* Problem description:
Among the records that follow, find each line holding the word "title" and copy it.
***** Supplied records
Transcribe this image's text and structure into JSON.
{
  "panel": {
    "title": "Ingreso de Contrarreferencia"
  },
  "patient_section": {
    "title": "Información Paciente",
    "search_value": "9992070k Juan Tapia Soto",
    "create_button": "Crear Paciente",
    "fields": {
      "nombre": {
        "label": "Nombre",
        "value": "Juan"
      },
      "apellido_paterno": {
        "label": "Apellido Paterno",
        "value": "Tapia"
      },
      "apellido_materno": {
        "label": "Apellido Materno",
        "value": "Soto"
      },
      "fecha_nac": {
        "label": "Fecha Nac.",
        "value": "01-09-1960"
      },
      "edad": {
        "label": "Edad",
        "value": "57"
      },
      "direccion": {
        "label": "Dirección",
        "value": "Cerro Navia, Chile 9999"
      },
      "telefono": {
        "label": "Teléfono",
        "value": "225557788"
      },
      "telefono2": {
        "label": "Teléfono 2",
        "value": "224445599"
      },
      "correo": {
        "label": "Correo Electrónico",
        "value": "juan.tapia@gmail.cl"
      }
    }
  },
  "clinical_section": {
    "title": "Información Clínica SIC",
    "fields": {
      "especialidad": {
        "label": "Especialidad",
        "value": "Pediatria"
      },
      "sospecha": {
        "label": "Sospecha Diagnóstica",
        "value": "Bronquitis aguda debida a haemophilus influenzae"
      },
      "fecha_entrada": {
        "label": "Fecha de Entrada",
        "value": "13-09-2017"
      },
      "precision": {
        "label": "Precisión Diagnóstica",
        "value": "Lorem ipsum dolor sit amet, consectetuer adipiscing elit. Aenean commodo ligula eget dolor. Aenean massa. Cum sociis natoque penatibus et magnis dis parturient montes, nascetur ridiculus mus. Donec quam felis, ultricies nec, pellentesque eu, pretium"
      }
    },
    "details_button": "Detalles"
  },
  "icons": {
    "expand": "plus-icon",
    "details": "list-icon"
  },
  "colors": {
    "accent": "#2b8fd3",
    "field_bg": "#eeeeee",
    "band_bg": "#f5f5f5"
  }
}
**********
* Written answer:
    "title": "Ingreso de Contrarreferencia"
    "title": "Información Paciente",
    "title": "Información Clínica SIC",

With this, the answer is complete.